In conclusion, our results demonstrate MSC to be rich in CP, EE, Ca, P, essential (except for lysine) and non-essential amino acids, as well as OA. However, its potential use in broiler diets is limited by its rancidity and presence of mycotoxins. The use of dietary antioxidant additives and mycotoxin binders when preparing feeds may lead to improvement of the nutritional value of MSC for poultry in Africa and beyond.
Acknowledgements We are grateful to Crane Feeds (Swaziland) for the supply of all dietary ingredients used in the study. Also, we express our gratitude to the Central Analytical Laboratories (Roodepoort, South Africa), AminoLab at Evonik Africa (Pty) Ltd. (South Africa) and Kemin® (Sterkfontein, South Africa) for the chemical and microbiological assays and Mr. Ben J. Holtzhausen of Kemin® for diet formulations.
Compliance with ethical standards The care and use of broiler chickens were performed following the ethical guidelines of the University of Swaziland Department of Animal Science Board that approved the protocol used in the experiment.
Conflict of interest The authors declare that they have no conflict of interest.
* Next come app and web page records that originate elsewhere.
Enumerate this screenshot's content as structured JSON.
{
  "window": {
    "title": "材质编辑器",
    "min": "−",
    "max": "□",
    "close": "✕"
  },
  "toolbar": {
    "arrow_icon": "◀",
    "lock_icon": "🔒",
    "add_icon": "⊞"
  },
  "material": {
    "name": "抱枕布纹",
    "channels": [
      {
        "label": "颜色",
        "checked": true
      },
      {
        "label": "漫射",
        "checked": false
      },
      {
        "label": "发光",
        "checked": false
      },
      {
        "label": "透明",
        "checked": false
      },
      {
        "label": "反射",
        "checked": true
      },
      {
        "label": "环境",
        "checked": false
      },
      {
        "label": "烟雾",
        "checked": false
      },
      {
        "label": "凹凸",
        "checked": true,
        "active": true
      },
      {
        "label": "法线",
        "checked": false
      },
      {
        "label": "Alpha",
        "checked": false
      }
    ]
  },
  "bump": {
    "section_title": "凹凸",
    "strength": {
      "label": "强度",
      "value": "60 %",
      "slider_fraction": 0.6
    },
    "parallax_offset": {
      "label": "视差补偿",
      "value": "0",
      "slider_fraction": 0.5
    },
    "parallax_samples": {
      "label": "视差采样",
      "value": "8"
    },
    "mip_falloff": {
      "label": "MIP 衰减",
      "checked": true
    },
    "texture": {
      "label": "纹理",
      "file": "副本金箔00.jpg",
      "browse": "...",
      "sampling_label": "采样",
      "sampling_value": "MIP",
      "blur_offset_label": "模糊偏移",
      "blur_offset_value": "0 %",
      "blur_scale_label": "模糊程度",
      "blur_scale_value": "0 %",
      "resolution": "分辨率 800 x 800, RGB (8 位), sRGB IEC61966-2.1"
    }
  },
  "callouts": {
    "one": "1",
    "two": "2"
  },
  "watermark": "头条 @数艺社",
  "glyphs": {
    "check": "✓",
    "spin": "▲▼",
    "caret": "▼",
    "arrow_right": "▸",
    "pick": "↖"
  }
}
This article was originally published in Trop Anim Health Prod (2017) 49:835–842 DOI 10.1007/s11250-017-1269-9. This is an Open Access article distributed under the terms of the Creative Commons Attribution 4.0 International License (http:// creativecommons.org/licenses/by/4.0/).